**Assignment**
Each record is to be printed again precisely as it reads.
● ● ● ●
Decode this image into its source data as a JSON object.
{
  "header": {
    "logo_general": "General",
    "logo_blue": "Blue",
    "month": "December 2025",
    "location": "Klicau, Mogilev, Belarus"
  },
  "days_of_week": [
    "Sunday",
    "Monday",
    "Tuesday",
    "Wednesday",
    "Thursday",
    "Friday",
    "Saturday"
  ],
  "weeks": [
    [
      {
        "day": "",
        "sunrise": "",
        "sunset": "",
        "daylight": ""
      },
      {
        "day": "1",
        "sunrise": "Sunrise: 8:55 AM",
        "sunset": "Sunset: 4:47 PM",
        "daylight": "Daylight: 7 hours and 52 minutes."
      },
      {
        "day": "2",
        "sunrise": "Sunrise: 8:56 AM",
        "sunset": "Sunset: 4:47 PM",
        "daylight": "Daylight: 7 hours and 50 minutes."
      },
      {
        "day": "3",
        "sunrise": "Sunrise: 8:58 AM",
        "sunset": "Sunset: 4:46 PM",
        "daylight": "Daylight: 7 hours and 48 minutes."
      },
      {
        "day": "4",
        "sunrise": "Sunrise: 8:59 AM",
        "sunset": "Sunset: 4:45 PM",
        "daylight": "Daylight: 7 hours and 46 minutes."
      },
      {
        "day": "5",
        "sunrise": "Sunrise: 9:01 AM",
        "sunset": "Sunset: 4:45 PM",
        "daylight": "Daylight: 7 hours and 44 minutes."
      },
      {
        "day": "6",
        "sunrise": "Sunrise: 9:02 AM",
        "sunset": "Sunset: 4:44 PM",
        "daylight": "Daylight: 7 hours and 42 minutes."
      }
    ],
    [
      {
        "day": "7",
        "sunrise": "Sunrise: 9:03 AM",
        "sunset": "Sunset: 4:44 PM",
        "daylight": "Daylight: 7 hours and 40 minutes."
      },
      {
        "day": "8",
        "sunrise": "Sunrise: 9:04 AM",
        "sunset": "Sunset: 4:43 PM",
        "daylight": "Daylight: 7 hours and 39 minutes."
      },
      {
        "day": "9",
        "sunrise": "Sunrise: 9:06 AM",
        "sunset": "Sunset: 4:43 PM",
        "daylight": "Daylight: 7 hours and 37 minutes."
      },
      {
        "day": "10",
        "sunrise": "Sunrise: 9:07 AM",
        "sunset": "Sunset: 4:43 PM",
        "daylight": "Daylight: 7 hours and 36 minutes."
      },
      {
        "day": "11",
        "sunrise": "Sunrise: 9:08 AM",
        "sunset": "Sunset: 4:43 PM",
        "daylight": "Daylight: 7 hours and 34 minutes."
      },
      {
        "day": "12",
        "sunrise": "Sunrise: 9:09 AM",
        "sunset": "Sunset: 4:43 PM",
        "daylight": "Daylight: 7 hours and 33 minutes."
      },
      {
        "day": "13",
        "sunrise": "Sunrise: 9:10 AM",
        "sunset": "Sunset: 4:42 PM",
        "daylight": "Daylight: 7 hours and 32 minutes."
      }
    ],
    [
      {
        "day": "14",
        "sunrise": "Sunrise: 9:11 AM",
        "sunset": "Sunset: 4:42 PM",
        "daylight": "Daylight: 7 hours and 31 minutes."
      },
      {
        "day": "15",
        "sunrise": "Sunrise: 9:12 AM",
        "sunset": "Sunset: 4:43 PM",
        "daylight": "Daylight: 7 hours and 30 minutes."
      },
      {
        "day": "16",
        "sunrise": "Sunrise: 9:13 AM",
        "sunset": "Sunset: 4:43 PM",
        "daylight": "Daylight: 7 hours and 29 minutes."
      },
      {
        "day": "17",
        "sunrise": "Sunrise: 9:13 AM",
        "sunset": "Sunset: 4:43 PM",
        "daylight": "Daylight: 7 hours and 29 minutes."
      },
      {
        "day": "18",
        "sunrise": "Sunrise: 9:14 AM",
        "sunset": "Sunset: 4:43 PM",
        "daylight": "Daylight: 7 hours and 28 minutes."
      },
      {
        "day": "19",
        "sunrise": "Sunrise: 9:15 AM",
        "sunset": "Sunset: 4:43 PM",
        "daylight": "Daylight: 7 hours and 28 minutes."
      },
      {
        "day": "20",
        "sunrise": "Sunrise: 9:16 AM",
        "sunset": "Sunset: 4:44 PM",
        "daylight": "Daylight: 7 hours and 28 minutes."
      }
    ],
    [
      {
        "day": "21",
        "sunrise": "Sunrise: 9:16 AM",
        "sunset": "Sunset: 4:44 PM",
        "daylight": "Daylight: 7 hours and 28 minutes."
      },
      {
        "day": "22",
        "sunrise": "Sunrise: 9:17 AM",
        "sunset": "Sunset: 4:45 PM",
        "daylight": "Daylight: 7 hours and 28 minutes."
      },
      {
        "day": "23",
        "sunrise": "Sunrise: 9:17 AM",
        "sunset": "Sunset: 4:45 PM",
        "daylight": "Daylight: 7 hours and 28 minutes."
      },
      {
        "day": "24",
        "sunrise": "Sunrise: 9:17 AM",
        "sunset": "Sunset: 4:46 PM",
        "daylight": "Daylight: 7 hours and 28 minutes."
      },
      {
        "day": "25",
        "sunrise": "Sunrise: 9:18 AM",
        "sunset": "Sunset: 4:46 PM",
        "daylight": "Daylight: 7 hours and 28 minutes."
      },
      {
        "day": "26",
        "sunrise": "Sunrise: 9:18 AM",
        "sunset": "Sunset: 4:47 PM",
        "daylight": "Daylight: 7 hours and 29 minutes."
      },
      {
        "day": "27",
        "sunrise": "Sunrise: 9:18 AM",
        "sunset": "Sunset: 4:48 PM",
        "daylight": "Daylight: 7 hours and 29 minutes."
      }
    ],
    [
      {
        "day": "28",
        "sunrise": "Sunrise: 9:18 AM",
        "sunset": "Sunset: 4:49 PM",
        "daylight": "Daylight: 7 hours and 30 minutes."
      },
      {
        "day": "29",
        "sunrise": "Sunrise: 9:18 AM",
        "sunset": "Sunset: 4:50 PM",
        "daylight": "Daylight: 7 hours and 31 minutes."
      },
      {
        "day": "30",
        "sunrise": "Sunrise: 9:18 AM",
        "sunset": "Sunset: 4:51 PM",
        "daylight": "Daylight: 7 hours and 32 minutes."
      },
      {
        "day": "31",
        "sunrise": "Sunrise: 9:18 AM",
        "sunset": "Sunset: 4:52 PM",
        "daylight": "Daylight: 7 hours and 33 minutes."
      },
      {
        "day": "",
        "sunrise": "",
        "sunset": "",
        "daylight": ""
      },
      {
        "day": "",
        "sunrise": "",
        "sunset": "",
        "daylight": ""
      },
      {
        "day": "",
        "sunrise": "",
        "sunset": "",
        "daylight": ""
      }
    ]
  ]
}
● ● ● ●
**Task response**
Decode this image into its source data as a JSON object.
{
  "header": {
    "logo_general": "General",
    "logo_blue": "Blue",
    "month": "December 2025",
    "location": "Klicau, Mogilev, Belarus"
  },
  "days_of_week": [
    "Sunday",
    "Monday",
    "Tuesday",
    "Wednesday",
    "Thursday",
    "Friday",
    "Saturday"
  ],
  "weeks": [
    [
      {
        "day": "",
        "sunrise": "",
        "sunset": "",
        "daylight": ""
      },
      {
        "day": "1",
        "sunrise": "Sunrise: 8:55 AM",
        "sunset": "Sunset: 4:47 PM",
        "daylight": "Daylight: 7 hours and 52 minutes."
      },
      {
        "day": "2",
        "sunrise": "Sunrise: 8:56 AM",
        "sunset": "Sunset: 4:47 PM",
        "daylight": "Daylight: 7 hours and 50 minutes."
      },
      {
        "day": "3",
        "sunrise": "Sunrise: 8:58 AM",
        "sunset": "Sunset: 4:46 PM",
        "daylight": "Daylight: 7 hours and 48 minutes."
      },
      {
        "day": "4",
        "sunrise": "Sunrise: 8:59 AM",
        "sunset": "Sunset: 4:45 PM",
        "daylight": "Daylight: 7 hours and 46 minutes."
      },
      {
        "day": "5",
        "sunrise": "Sunrise: 9:01 AM",
        "sunset": "Sunset: 4:45 PM",
        "daylight": "Daylight: 7 hours and 44 minutes."
      },
      {
        "day": "6",
        "sunrise": "Sunrise: 9:02 AM",
        "sunset": "Sunset: 4:44 PM",
        "daylight": "Daylight: 7 hours and 42 minutes."
      }
    ],
    [
      {
        "day": "7",
        "sunrise": "Sunrise: 9:03 AM",
        "sunset": "Sunset: 4:44 PM",
        "daylight": "Daylight: 7 hours and 40 minutes."
      },
      {
        "day": "8",
        "sunrise": "Sunrise: 9:04 AM",
        "sunset": "Sunset: 4:43 PM",
        "daylight": "Daylight: 7 hours and 39 minutes."
      },
      {
        "day": "9",
        "sunrise": "Sunrise: 9:06 AM",
        "sunset": "Sunset: 4:43 PM",
        "daylight": "Daylight: 7 hours and 37 minutes."
      },
      {
        "day": "10",
        "sunrise": "Sunrise: 9:07 AM",
        "sunset": "Sunset: 4:43 PM",
        "daylight": "Daylight: 7 hours and 36 minutes."
      },
      {
        "day": "11",
        "sunrise": "Sunrise: 9:08 AM",
        "sunset": "Sunset: 4:43 PM",
        "daylight": "Daylight: 7 hours and 34 minutes."
      },
      {
        "day": "12",
        "sunrise": "Sunrise: 9:09 AM",
        "sunset": "Sunset: 4:43 PM",
        "daylight": "Daylight: 7 hours and 33 minutes."
      },
      {
        "day": "13",
        "sunrise": "Sunrise: 9:10 AM",
        "sunset": "Sunset: 4:42 PM",
        "daylight": "Daylight: 7 hours and 32 minutes."
      }
    ],
    [
      {
        "day": "14",
        "sunrise": "Sunrise: 9:11 AM",
        "sunset": "Sunset: 4:42 PM",
        "daylight": "Daylight: 7 hours and 31 minutes."
      },
      {
        "day": "15",
        "sunrise": "Sunrise: 9:12 AM",
        "sunset": "Sunset: 4:43 PM",
        "daylight": "Daylight: 7 hours and 30 minutes."
      },
      {
        "day": "16",
        "sunrise": "Sunrise: 9:13 AM",
        "sunset": "Sunset: 4:43 PM",
        "daylight": "Daylight: 7 hours and 29 minutes."
      },
      {
        "day": "17",
        "sunrise": "Sunrise: 9:13 AM",
        "sunset": "Sunset: 4:43 PM",
        "daylight": "Daylight: 7 hours and 29 minutes."
      },
      {
        "day": "18",
        "sunrise": "Sunrise: 9:14 AM",
        "sunset": "Sunset: 4:43 PM",
        "daylight": "Daylight: 7 hours and 28 minutes."
      },
      {
        "day": "19",
        "sunrise": "Sunrise: 9:15 AM",
        "sunset": "Sunset: 4:43 PM",
        "daylight": "Daylight: 7 hours and 28 minutes."
      },
      {
        "day": "20",
        "sunrise": "Sunrise: 9:16 AM",
        "sunset": "Sunset: 4:44 PM",
        "daylight": "Daylight: 7 hours and 28 minutes."
      }
    ],
    [
      {
        "day": "21",
        "sunrise": "Sunrise: 9:16 AM",
        "sunset": "Sunset: 4:44 PM",
        "daylight": "Daylight: 7 hours and 28 minutes."
      },
      {
        "day": "22",
        "sunrise": "Sunrise: 9:17 AM",
        "sunset": "Sunset: 4:45 PM",
        "daylight": "Daylight: 7 hours and 28 minutes."
      },
      {
        "day": "23",
        "sunrise": "Sunrise: 9:17 AM",
        "sunset": "Sunset: 4:45 PM",
        "daylight": "Daylight: 7 hours and 28 minutes."
      },
      {
        "day": "24",
        "sunrise": "Sunrise: 9:17 AM",
        "sunset": "Sunset: 4:46 PM",
        "daylight": "Daylight: 7 hours and 28 minutes."
      },
      {
        "day": "25",
        "sunrise": "Sunrise: 9:18 AM",
        "sunset": "Sunset: 4:46 PM",
        "daylight": "Daylight: 7 hours and 28 minutes."
      },
      {
        "day": "26",
        "sunrise": "Sunrise: 9:18 AM",
        "sunset": "Sunset: 4:47 PM",
        "daylight": "Daylight: 7 hours and 29 minutes."
      },
      {
        "day": "27",
        "sunrise": "Sunrise: 9:18 AM",
        "sunset": "Sunset: 4:48 PM",
        "daylight": "Daylight: 7 hours and 29 minutes."
      }
    ],
    [
      {
        "day": "28",
        "sunrise": "Sunrise: 9:18 AM",
        "sunset": "Sunset: 4:49 PM",
        "daylight": "Daylight: 7 hours and 30 minutes."
      },
      {
        "day": "29",
        "sunrise": "Sunrise: 9:18 AM",
        "sunset": "Sunset: 4:50 PM",
        "daylight": "Daylight: 7 hours and 31 minutes."
      },
      {
        "day": "30",
        "sunrise": "Sunrise: 9:18 AM",
        "sunset": "Sunset: 4:51 PM",
        "daylight": "Daylight: 7 hours and 32 minutes."
      },
      {
        "day": "31",
        "sunrise": "Sunrise: 9:18 AM",
        "sunset": "Sunset: 4:52 PM",
        "daylight": "Daylight: 7 hours and 33 minutes."
      },
      {
        "day": "",
        "sunrise": "",
        "sunset": "",
        "daylight": ""
      },
      {
        "day": "",
        "sunrise": "",
        "sunset": "",
        "daylight": ""
      },
      {
        "day": "",
        "sunrise": "",
        "sunset": "",
        "daylight": ""
      }
    ]
  ]
}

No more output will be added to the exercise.